Investigator Names and Contact Information
Simin Liu (firstname.lastname@example.org)
Recently, a new peptide hormone from white adipose tissue named Asprosin was identified by Dr. Atul Chopra's laboratory at the Baylor College of Medicine 1. Most interestingly, asprosin is the C-terminal cleavage product of profibrillin which is encoded by the so-called "skinner" gene-FBN1-whose rare loss of function mutations can cause lipodystrophy and hypoglycemia in a handful of humans around the world 2. In both mice and humans, loss of function of asprosin via immunologic or genetic means apparently causes profound glucose- and insulin-lowering effects that are secondary to reduced hepatic glucose release1 via gluconeogenesis that is well-known to play a fundamental role in insulin resistance and type 2 diabetes (T2D). Therefore, this protein may be a critical target for new therapeutics to treat cardiometabolic disorders such as obesity, insulin resistance, and T2D. As such, evaluating the potential causal relation of FBN1 gene—plasma asprosin levels with risks of T2D and cardiovascular diseases (CVD) in a large prospective cohort such as the Women's Health Initiative (WHI) would have strong clinical and public health implications.
We therefore propose to conduct a case-cohort study to investigate the relation between FBN1 genotypes, plasma levels of Asprosin phenotype and incidence of T2D and CVD among ethnically diverse, postmenopausal women aged 50-79 years participating in the WHI-observational cohort (OS).
The Specific Aims of this study are:
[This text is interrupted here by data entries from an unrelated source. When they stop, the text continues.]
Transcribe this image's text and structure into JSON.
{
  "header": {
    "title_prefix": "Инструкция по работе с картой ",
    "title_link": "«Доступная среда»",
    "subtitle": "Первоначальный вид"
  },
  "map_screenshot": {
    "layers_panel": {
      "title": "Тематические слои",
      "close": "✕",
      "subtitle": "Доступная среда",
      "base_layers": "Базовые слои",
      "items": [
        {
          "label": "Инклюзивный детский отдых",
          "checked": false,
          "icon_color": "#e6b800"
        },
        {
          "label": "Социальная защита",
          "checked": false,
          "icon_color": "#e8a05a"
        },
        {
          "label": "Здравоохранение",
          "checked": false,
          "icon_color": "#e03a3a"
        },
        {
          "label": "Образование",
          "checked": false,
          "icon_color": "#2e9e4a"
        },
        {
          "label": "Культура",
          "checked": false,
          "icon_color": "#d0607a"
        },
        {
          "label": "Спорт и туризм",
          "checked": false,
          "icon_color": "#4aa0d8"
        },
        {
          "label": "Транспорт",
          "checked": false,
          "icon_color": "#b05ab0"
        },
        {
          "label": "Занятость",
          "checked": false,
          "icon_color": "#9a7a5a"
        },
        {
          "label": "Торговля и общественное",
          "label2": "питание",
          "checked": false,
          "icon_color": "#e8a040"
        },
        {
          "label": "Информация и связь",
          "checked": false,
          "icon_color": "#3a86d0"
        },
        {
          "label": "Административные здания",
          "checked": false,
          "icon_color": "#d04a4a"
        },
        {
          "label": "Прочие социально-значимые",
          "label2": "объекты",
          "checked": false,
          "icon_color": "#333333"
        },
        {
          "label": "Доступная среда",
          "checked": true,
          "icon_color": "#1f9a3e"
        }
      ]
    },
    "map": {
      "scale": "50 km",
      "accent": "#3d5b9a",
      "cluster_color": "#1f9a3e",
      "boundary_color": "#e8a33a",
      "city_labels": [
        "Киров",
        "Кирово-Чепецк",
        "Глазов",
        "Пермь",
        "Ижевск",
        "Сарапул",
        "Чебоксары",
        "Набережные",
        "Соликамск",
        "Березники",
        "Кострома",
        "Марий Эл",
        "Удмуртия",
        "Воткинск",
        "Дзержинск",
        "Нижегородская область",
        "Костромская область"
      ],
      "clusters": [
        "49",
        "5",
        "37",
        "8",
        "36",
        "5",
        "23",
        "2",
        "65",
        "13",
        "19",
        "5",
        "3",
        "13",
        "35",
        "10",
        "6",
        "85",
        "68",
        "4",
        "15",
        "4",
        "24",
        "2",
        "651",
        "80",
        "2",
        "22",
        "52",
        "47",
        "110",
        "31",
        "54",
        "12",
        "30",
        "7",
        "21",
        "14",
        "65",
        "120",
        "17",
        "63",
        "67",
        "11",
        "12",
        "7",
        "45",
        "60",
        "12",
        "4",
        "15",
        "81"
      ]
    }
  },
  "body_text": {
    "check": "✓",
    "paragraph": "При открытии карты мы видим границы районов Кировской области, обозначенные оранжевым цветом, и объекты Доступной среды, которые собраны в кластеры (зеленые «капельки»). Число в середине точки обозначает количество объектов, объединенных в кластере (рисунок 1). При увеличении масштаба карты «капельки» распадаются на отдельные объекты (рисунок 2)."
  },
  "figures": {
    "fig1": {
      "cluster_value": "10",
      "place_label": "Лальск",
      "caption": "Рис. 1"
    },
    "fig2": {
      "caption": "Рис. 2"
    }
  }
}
Aim 1. To evaluate associations between asprosin and T2D risk in women and men.
Hypothesis 1. Higher plasma levels of asprosin are associated with a higher risk of developing T2D in the WHI and HPFS. This hypothesis will be examined in WHI and HPFS, respectively (Nwhi= 8,362 from 4,181 case-control pairs in the WHI and NHPFS=1,200 from 600 case-control pairs in the HPFS).
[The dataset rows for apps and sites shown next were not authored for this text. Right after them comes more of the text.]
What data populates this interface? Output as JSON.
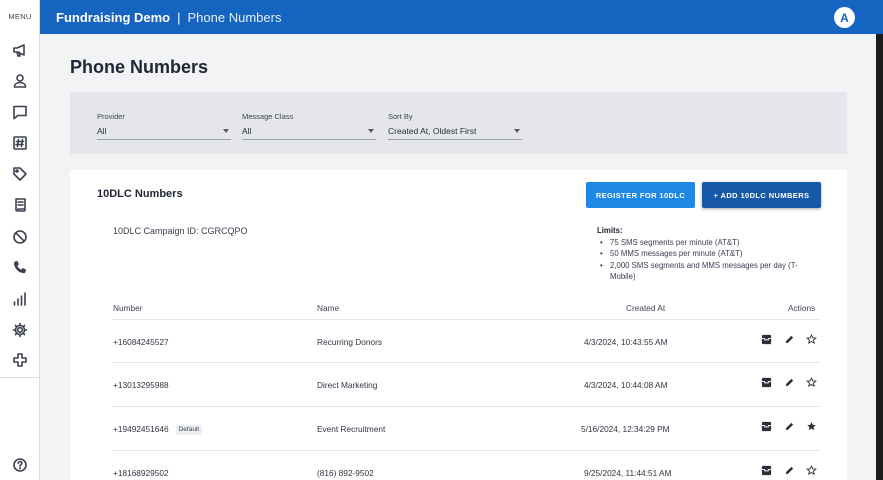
{
  "sidebar": {
    "menu_label": "MENU",
    "items": [
      {
        "icon": "megaphone-icon"
      },
      {
        "icon": "person-icon"
      },
      {
        "icon": "chat-icon"
      },
      {
        "icon": "hashtag-icon"
      },
      {
        "icon": "tag-icon"
      },
      {
        "icon": "script-icon"
      },
      {
        "icon": "block-icon"
      },
      {
        "icon": "phone-icon"
      },
      {
        "icon": "bar-chart-icon"
      },
      {
        "icon": "gear-icon"
      },
      {
        "icon": "plus-cross-icon"
      }
    ],
    "help_icon": "help-icon"
  },
  "topbar": {
    "org_name": "Fundraising Demo",
    "separator": "|",
    "breadcrumb": "Phone Numbers",
    "avatar_initial": "A",
    "color": "#1565c0"
  },
  "page": {
    "title": "Phone Numbers"
  },
  "filters": {
    "provider": {
      "label": "Provider",
      "value": "All"
    },
    "message_class": {
      "label": "Message Class",
      "value": "All"
    },
    "sort_by": {
      "label": "Sort By",
      "value": "Created At, Oldest First"
    }
  },
  "tendlc": {
    "title": "10DLC Numbers",
    "register_button": "REGISTER FOR 10DLC",
    "add_button": "+ ADD 10DLC NUMBERS",
    "campaign_id": "10DLC Campaign ID: CGRCQPO",
    "limits_title": "Limits:",
    "limits": [
      "75 SMS segments per minute (AT&T)",
      "50 MMS messages per minute (AT&T)",
      "2,000 SMS segments and MMS messages per day (T-Mobile)"
    ]
  },
  "table": {
    "headers": {
      "number": "Number",
      "name": "Name",
      "created_at": "Created At",
      "actions": "Actions"
    },
    "rows": [
      {
        "number": "+16084245527",
        "badge": "",
        "name": "Recurring Donors",
        "created_at": "4/3/2024, 10:43:55 AM",
        "starred": false
      },
      {
        "number": "+13013295988",
        "badge": "",
        "name": "Direct Marketing",
        "created_at": "4/3/2024, 10:44:08 AM",
        "starred": false
      },
      {
        "number": "+19492451646",
        "badge": "Default",
        "name": "Event Recruitment",
        "created_at": "5/16/2024, 12:34:29 PM",
        "starred": true
      },
      {
        "number": "+18168929502",
        "badge": "",
        "name": "(816) 892-9502",
        "created_at": "9/25/2024, 11:44:51 AM",
        "starred": false
      }
    ]
  },
  "colors": {
    "primary": "#1565c0",
    "register_button": "#1e88e5",
    "add_button": "#1659a8"
  }
}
Aim 2. To examine associations between asprosin and long-term weight change and the risk of obesity in women and men.
Hypothesis 2.1. Higher plasma levels of asprosin are associated with long-term weight changes and risk of obesity among free-living women and men during 20 years of follow-up. This hypothesis will be examined among women controls (n0= 4,181) in WHI and men controls (n0=600) in HPFS.
Hypothesis 2.2. Body weight changes partially mediate the positive associations between asprosin levels and T2D risk.
Aim 3. To investigate the potential causal and mediating effects of asprosin on T2D risk.
Hypothesis 3.1. SNPs in FBN1 region are associated with plasma levels of asprosin. We will examine this hypothesis using existing genome-wide association study (GWAS) data among controls in both WHI and HPFS. We will perform both a GWAS and candidate-gene analysis to explore other genetic predictors of asprosin.
Hypothesis 3.2. If the levels of asprosin accounted for by genetic factors are associated with a higher risk of T2D, we will use the Mendelian randomization approach to establish a causal relation between asprosin levels and T2D risk. The genetic predictors of asprosin levels and T2D risk found in Aim 3.1 will be used as instrumental variables.